“Blue Zones has a very loyal following,” says Jay. “Once we joined up, we had people we had never seen before coming in solely because we were a Blue Zones restaurant. They are a fantastic partner to tie your name to, and they’re a great organization.”
Pegaso, which serves authentically delicious Mexican dishes in a casual setting, showcases how easy it is to promote healthy living.
“Mexican food is historically healthy,” says Jay. “We try to refer back to its origins, so our grease isn’t trans-fat, there are no GMOs in our corn, and everything is fresh. As for our employees, their culture is a healthy one, and they have active lifestyles. I’ve learned a lot from them as far as healthy practices go.”
Another Blue Zones partner, Fiesta Mart on 8th Avenue, integrated changes large and small in its pursuance of Blue Zones approval. Don Bersterman, Fiesta Mart’s director of area operations, was first approached by Lane Gallagher, a Fiesta shopper who works with the Blue Zones Project.
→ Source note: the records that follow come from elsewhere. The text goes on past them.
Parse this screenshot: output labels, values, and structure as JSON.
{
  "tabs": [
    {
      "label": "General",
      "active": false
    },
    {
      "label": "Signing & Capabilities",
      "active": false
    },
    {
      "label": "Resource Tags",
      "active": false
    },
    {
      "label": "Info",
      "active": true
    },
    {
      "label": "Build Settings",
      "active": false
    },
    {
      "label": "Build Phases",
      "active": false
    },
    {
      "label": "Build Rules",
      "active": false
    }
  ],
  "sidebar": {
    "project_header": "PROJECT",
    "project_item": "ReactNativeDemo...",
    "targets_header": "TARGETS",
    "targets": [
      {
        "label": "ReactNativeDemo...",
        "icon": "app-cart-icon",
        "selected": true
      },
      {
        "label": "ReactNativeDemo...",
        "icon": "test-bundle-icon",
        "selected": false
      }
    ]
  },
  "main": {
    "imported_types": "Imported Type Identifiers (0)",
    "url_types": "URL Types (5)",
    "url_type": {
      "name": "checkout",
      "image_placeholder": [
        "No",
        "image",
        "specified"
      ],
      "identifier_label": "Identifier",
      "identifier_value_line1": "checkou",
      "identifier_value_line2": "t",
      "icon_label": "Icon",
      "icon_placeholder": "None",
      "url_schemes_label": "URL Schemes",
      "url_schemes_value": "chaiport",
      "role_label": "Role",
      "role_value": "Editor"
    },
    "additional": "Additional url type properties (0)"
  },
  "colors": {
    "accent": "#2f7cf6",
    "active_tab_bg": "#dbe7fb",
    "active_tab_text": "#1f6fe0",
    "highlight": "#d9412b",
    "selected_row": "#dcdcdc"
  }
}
“I found the Blue Zones Project very intriguing, and thought it would be good for our shoppers and everyone who lives in Fort Worth,” says Don. “We had a couple meetings to learn about the program and what we had to do to get certification, and then Blue Zones came out and helped us.”
The most visible change at Fiesta was the dedication of an entire checkout lane to Blue Zones-approved items. Instead of sodas and candy, shoppers will find waters, healthy snacks and a rack of produce. Fiesta Mart also raised signage and educated employees to help shoppers make healthy choices.
“Customers started noticing,” says Don. “They started asking questions and thought it was a good idea. People from all spectrums of society are eating and being healthy, and that’s a good thing.”
The impact on Mr. Bersterman himself characterizes the wide-ranging effects that the Blue Zones Project can achieve.
“The whole Blue Zones concept got me thinking about my own lifestyle,” says Don. “I started to eat better and began running, and within three months lost 23 pounds.”
Involvement in the Blue Zones Project’s initiatives is not limited to stores and restaurants. The project also practices outreach and hosts workshops throughout Fort Worth.
“Our Purpose Workshops are two-hour sessions where people come together to think about what’s important in their lives, what their gifts are and how to use them in the future,” says Suzanne Duda. “We also offer cooking demonstrations and walking groups, and help community members make healthful changes throughout their own homes.”
As the Blue Zones Project’s work continues, those of us who live in Fort Worth can look forward to a future where the healthiest choices are also the easiest to make. For more information about Blue Zone’s efforts, approved businesses and a schedule of free events, visit FortWorth.BlueZonesProject.com.